▶ **EXERCISE AIM**:
Search the entries for the word "Paula" and pull out each line that has it.

▬▬▬▬▬▬

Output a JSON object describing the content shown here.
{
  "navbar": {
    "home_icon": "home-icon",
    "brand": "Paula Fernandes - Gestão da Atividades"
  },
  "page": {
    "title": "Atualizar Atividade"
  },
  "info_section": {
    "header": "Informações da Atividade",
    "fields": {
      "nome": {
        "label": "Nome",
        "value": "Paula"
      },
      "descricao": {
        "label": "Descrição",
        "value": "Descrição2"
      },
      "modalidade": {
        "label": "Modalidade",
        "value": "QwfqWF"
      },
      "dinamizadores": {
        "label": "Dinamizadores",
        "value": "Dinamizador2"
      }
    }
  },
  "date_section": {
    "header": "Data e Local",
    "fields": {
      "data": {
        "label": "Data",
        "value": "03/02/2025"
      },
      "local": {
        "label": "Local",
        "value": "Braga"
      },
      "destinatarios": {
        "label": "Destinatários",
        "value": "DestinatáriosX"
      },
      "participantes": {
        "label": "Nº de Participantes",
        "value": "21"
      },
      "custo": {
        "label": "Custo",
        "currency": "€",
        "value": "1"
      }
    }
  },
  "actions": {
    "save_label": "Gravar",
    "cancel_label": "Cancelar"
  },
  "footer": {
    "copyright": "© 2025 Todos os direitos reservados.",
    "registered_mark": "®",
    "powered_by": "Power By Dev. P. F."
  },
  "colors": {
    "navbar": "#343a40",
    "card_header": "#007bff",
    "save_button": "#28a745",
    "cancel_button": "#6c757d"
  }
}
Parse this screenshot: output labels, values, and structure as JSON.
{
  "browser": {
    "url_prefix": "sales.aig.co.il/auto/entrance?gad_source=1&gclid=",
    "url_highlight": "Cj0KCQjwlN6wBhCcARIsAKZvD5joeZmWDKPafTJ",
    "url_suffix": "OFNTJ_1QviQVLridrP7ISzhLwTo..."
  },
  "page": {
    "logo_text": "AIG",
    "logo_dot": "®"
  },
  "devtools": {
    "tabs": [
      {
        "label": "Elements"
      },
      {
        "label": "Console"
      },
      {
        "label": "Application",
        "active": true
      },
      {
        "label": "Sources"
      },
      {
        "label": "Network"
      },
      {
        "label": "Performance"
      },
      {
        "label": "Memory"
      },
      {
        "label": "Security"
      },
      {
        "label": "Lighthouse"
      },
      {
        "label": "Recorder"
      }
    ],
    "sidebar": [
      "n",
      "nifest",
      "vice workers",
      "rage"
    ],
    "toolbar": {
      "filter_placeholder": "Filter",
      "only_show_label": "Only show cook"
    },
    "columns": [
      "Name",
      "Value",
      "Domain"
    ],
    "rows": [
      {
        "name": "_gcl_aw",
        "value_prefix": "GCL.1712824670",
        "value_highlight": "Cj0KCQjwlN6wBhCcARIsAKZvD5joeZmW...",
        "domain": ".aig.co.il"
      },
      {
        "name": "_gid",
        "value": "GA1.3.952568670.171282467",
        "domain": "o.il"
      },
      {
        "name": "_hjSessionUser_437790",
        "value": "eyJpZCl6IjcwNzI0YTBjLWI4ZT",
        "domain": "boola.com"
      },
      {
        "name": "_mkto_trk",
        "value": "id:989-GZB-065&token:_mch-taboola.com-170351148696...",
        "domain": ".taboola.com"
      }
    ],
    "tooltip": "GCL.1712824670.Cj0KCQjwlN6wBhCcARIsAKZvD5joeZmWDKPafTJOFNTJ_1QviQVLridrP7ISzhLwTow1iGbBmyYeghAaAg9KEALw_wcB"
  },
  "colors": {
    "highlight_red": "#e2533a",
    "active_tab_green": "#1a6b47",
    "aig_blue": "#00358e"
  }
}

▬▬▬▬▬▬

▶ **ANSWER FOR THIS EXERCISE**:
    "brand": "Paula Fernandes - Gestão da Atividades"
        "value": "Paula"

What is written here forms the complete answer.